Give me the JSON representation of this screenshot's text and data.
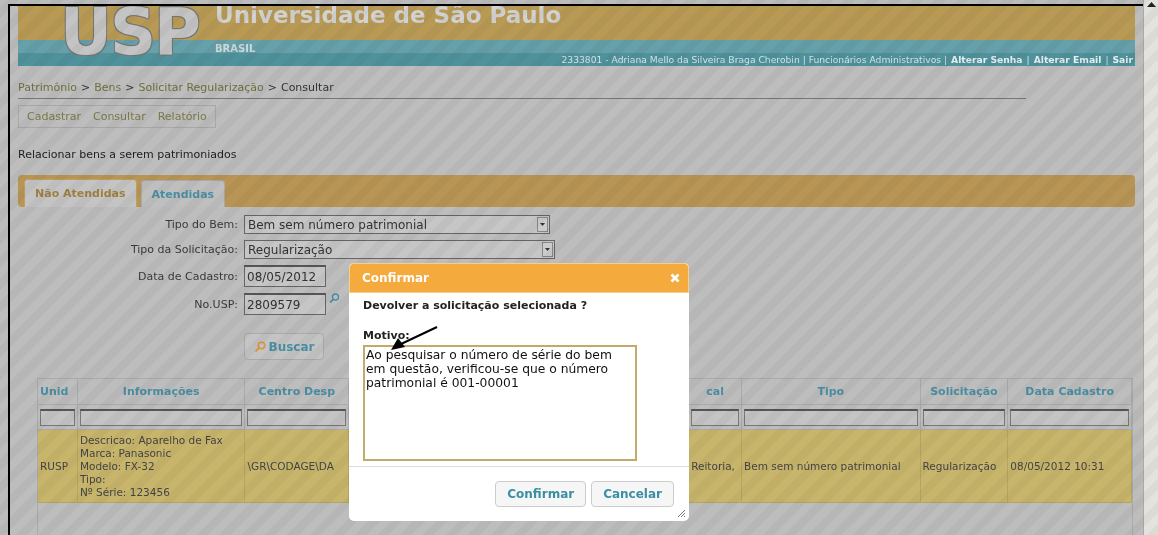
{
  "header": {
    "logo": "USP",
    "title": "Universidade de São Paulo",
    "subtitle": "BRASIL",
    "user_line": [
      {
        "kind": "text",
        "text": "2333801 - Adriana Mello da Silveira Braga Cherobin | Funcionários Administrativos |"
      },
      {
        "kind": "link",
        "text": "Alterar Senha"
      },
      {
        "kind": "text",
        "text": "|"
      },
      {
        "kind": "link",
        "text": "Alterar Email"
      },
      {
        "kind": "text",
        "text": "|"
      },
      {
        "kind": "link",
        "text": "Sair"
      }
    ]
  },
  "breadcrumb": [
    {
      "kind": "link",
      "text": "Patrimônio"
    },
    {
      "kind": "text",
      "text": ">"
    },
    {
      "kind": "link",
      "text": "Bens"
    },
    {
      "kind": "text",
      "text": ">"
    },
    {
      "kind": "link",
      "text": "Solicitar Regularização"
    },
    {
      "kind": "text",
      "text": ">"
    },
    {
      "kind": "text",
      "text": "Consultar"
    }
  ],
  "menu": [
    "Cadastrar",
    "Consultar",
    "Relatório"
  ],
  "page_title": "Relacionar bens a serem patrimoniados",
  "tabs": [
    {
      "label": "Não Atendidas",
      "selected": true
    },
    {
      "label": "Atendidas",
      "selected": false
    }
  ],
  "form": [
    {
      "kind": "select",
      "label": "Tipo do Bem:",
      "value": "Bem sem número patrimonial"
    },
    {
      "kind": "select",
      "label": "Tipo da Solicitação:",
      "value": "Regularização"
    },
    {
      "kind": "input",
      "label": "Data de Cadastro:",
      "value": "08/05/2012"
    },
    {
      "kind": "lookup",
      "label": "No.USP:",
      "value": "2809579"
    }
  ],
  "search_button": "Buscar",
  "table": {
    "columns": [
      "Unid",
      "Informações",
      "Centro Desp",
      "cal",
      "Tipo",
      "Solicitação",
      "Data Cadastro"
    ],
    "rows": [
      {
        "selected": true,
        "cells": [
          "RUSP",
          "Descricao: Aparelho de Fax\nMarca: Panasonic\nModelo: FX-32\nTipo:\nNº Série: 123456",
          "\\GR\\CODAGE\\DA",
          "Reitoria,",
          "Bem sem número patrimonial",
          "Regularização",
          "08/05/2012 10:31"
        ]
      }
    ]
  },
  "dialog": {
    "title": "Confirmar",
    "question": "Devolver a solicitação selecionada ?",
    "field_label": "Motivo:",
    "value": "Ao pesquisar o número de série do bem em questão, verificou-se que o número patrimonial é 001-00001",
    "buttons": [
      "Confirmar",
      "Cancelar"
    ]
  }
}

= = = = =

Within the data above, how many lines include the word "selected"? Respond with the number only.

3